EXERCISE INPUTS:
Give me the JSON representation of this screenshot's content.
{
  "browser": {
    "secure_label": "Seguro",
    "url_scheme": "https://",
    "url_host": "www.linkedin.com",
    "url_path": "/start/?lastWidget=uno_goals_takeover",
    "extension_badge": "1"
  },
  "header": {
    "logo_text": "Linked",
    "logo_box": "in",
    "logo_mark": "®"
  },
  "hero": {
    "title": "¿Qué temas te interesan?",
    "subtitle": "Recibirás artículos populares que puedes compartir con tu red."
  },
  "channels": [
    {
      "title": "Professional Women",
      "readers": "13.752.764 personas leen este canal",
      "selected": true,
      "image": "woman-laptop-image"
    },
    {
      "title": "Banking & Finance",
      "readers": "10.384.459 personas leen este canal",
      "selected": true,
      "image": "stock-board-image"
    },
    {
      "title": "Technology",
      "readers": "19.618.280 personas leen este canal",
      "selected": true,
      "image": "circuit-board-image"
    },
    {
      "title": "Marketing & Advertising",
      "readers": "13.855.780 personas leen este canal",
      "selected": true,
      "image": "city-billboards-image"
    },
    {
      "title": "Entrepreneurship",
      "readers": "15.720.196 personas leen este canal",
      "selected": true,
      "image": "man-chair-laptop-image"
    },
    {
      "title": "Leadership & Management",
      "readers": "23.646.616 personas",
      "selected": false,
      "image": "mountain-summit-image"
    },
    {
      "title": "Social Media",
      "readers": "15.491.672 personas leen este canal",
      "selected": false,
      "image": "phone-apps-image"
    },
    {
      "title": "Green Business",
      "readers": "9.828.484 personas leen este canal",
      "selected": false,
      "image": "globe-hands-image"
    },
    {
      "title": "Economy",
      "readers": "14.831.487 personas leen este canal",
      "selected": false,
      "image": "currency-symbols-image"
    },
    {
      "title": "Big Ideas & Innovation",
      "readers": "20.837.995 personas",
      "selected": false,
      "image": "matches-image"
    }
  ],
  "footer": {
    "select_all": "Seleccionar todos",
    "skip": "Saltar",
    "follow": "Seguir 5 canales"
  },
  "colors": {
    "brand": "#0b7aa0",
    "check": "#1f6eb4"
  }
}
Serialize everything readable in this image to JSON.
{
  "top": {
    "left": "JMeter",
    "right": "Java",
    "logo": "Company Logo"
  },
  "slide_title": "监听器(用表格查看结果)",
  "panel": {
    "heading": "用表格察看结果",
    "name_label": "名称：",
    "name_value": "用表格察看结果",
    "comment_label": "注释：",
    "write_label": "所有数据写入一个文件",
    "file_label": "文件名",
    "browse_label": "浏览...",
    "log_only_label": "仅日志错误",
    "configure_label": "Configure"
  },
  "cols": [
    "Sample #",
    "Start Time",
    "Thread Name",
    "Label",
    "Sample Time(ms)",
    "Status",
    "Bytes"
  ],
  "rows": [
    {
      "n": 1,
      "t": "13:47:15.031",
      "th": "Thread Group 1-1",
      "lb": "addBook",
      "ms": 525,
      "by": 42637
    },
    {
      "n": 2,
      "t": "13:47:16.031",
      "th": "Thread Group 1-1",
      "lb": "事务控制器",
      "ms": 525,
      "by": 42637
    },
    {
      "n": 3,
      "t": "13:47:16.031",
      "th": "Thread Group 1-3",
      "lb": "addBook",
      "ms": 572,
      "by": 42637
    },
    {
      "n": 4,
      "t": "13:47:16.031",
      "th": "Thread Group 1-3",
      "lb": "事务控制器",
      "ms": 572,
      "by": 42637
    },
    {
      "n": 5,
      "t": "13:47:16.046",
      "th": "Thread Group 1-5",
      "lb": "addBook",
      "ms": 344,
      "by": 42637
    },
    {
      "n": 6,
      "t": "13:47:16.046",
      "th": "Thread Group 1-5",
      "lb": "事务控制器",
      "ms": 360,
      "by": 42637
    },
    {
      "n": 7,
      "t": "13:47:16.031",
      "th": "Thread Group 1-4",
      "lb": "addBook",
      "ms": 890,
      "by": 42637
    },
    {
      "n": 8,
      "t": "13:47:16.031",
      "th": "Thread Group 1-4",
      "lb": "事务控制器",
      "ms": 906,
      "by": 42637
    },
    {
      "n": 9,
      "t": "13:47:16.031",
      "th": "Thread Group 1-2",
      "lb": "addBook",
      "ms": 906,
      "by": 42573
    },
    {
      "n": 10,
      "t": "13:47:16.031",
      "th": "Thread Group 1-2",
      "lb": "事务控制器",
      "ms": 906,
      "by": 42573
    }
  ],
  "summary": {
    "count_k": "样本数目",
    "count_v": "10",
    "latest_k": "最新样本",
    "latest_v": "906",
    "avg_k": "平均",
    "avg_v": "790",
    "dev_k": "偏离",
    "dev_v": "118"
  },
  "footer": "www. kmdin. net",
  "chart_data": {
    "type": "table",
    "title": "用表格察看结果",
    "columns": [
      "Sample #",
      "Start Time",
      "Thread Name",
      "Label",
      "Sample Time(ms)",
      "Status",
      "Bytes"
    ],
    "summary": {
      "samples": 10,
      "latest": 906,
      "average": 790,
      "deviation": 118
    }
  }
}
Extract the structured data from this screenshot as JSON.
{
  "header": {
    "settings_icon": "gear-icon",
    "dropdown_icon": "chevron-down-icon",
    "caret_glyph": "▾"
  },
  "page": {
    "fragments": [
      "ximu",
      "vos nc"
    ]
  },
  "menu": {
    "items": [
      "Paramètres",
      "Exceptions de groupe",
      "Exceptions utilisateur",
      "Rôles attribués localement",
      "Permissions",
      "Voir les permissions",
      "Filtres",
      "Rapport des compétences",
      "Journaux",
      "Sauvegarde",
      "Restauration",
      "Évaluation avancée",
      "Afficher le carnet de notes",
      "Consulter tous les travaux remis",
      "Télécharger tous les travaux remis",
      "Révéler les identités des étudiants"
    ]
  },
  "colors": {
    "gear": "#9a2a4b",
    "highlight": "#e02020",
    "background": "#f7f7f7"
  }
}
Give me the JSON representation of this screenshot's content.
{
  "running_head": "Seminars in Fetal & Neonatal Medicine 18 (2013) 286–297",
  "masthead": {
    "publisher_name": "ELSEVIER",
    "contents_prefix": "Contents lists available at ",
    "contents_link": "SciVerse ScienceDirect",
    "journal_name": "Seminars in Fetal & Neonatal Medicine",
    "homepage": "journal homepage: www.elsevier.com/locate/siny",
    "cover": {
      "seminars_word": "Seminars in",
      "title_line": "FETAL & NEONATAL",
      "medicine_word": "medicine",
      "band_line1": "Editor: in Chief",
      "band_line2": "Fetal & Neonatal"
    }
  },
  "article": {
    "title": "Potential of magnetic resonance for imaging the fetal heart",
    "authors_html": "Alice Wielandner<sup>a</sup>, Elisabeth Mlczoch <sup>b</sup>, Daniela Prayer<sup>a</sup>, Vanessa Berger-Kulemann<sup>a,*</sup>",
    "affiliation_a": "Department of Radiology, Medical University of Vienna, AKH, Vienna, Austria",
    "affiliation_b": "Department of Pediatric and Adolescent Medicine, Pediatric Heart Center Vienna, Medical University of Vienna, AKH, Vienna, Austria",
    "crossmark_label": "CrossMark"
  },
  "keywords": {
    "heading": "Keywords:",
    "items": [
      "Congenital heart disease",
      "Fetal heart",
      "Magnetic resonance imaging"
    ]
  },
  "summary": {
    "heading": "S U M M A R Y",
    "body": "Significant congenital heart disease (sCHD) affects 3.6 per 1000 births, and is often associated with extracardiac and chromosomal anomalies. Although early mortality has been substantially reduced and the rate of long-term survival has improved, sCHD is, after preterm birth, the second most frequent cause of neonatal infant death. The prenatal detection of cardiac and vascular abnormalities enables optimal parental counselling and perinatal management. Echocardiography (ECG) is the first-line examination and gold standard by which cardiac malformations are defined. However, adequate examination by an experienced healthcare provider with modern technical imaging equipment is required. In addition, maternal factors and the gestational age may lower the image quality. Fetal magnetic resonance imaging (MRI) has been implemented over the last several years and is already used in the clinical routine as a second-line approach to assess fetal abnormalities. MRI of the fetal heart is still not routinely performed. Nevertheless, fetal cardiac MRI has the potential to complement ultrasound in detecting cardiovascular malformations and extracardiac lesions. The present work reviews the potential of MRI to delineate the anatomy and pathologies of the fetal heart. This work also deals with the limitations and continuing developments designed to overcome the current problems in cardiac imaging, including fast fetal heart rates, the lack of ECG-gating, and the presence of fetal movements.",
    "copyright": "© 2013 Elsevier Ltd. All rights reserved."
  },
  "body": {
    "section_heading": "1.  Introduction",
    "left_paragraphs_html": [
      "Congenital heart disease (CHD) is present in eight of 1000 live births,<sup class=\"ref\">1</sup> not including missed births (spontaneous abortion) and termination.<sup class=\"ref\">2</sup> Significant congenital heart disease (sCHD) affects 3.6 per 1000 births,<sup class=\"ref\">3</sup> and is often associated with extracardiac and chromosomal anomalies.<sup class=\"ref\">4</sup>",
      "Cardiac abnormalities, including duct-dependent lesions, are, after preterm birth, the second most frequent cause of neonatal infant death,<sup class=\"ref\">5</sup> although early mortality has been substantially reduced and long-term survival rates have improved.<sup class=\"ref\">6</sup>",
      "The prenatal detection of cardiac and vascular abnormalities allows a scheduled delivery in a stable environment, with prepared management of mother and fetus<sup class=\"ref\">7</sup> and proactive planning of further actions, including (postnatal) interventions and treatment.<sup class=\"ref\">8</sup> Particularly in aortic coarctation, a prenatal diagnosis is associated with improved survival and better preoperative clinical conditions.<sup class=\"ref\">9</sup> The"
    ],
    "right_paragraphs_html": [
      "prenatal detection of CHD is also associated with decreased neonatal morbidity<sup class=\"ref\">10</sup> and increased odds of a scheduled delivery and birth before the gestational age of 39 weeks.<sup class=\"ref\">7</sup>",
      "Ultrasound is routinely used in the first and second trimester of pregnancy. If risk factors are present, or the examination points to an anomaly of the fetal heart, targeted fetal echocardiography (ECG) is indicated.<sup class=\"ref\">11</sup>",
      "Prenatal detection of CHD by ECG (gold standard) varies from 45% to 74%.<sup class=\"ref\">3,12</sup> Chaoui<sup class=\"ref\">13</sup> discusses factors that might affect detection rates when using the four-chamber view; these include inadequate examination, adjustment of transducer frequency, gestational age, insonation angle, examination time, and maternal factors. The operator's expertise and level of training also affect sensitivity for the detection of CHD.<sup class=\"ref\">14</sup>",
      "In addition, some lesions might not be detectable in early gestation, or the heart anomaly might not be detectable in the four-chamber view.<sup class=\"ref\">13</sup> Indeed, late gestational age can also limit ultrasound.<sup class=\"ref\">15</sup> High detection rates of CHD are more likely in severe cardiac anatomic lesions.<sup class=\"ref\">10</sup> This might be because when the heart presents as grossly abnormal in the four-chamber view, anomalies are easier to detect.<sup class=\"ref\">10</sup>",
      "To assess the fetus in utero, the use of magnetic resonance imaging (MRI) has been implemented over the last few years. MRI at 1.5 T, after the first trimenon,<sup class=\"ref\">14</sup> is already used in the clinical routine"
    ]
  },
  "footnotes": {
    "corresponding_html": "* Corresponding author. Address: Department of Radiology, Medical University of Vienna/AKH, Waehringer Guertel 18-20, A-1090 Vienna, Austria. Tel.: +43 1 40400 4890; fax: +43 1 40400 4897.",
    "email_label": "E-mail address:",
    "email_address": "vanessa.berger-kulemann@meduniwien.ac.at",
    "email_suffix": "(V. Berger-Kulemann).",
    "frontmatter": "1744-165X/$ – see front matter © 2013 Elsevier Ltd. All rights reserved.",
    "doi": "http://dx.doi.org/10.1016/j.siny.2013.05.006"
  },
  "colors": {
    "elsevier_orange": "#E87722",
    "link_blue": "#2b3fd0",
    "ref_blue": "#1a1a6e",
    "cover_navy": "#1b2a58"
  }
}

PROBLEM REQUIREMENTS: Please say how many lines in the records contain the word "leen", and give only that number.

RESULT: 8